I don’t remember Pearl Harbor. I only remember a few things about 1945. Roosevelt’s death creates a vague memory, and the end of the war meant that my uncle stayed with us for a while and screamed at night when an ambulance passed. The most dramatic recollection, the one that stays with me and continues offering a haunting image is the photo essay in The Saturday Evening Post of the naked bodies stacked like tumbling cordwood and the half-burned humans in a yawning oven of a concentration camp.
In an effort to protect me, to keep me from seeing the horror of those photographs, my parents put the magazine away and refused to let me see what they pored over with such intensity.
I was not an openly rebellious child. In fact, I grew up in the pre-feminist era when it paid handsomely to play “sweet little Myra Jean”. That was my public façade. However, I always had contrary opinions and views that I instinctively knew should be kept to myself. That’s why I did not hesitate for a nanosecond to go downstairs to the drugstore on the corner of our apartment building, sit on the floor-to-ceiling magazine display, and examine very carefully the forbidden photographs. The paralyzing horror of those scenes seared that day in my memory and jolted me into awareness of events I struggled to understand and never forgot.
Although my family did not discuss it with me, I knew that men classified as 4-F for some medical reason did not serve in the war. Although many of them worked in shipyards and other war-related industries, they couldn’t find work after the war because veterans were given priority. I overheard whispered discussions about men who came home “shell-shocked” and were quietly moved to places where I never saw them again.

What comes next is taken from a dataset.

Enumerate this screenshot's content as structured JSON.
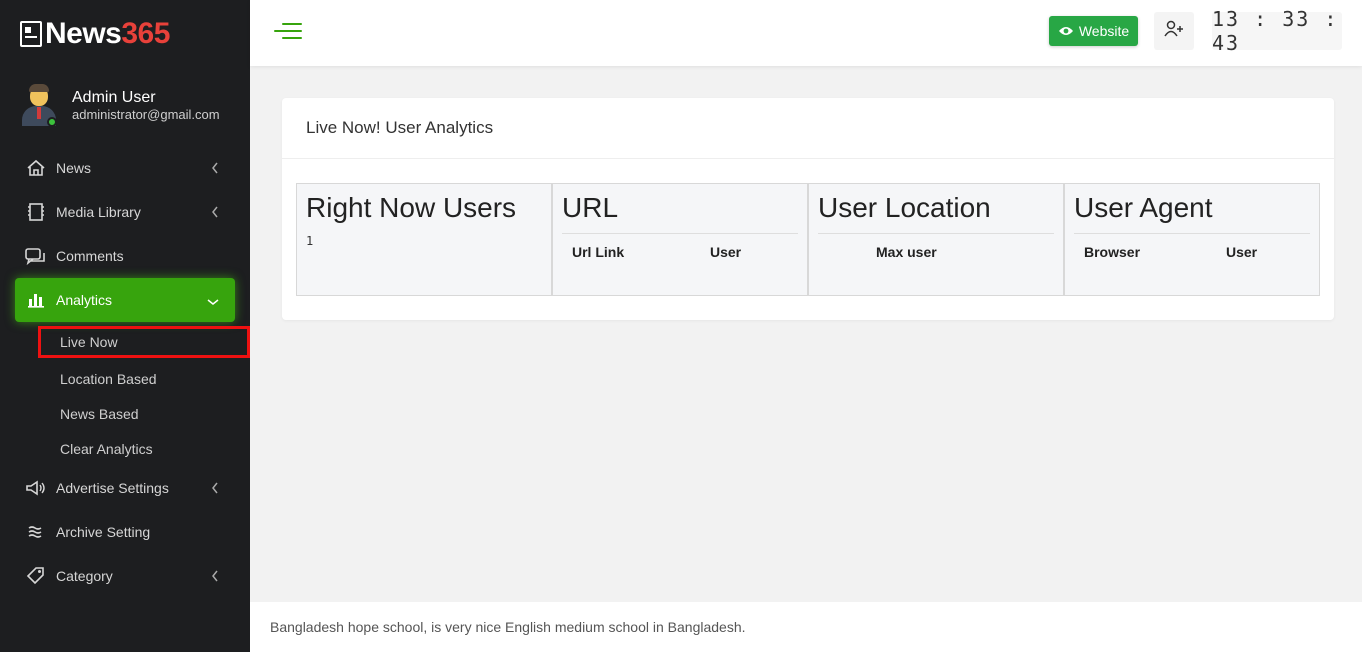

My interest in history spurred my looking back at the war years, and led to my first novel evolving into the story of a family held in the grip of its powerful legacy. As I explored how families at home coped with the war news and waited for word of those missing in action, my novel developed from the wide-eyed point of view of Miranda, a young girl struggling to make sense of the turmoil in her life. Her growing up parallels the loss of innocence that this country experienced with the dropping of the bombs on Hiroshima and Nagasaki. You will find Legacy at http://tinyurl.com/3pcyx8a.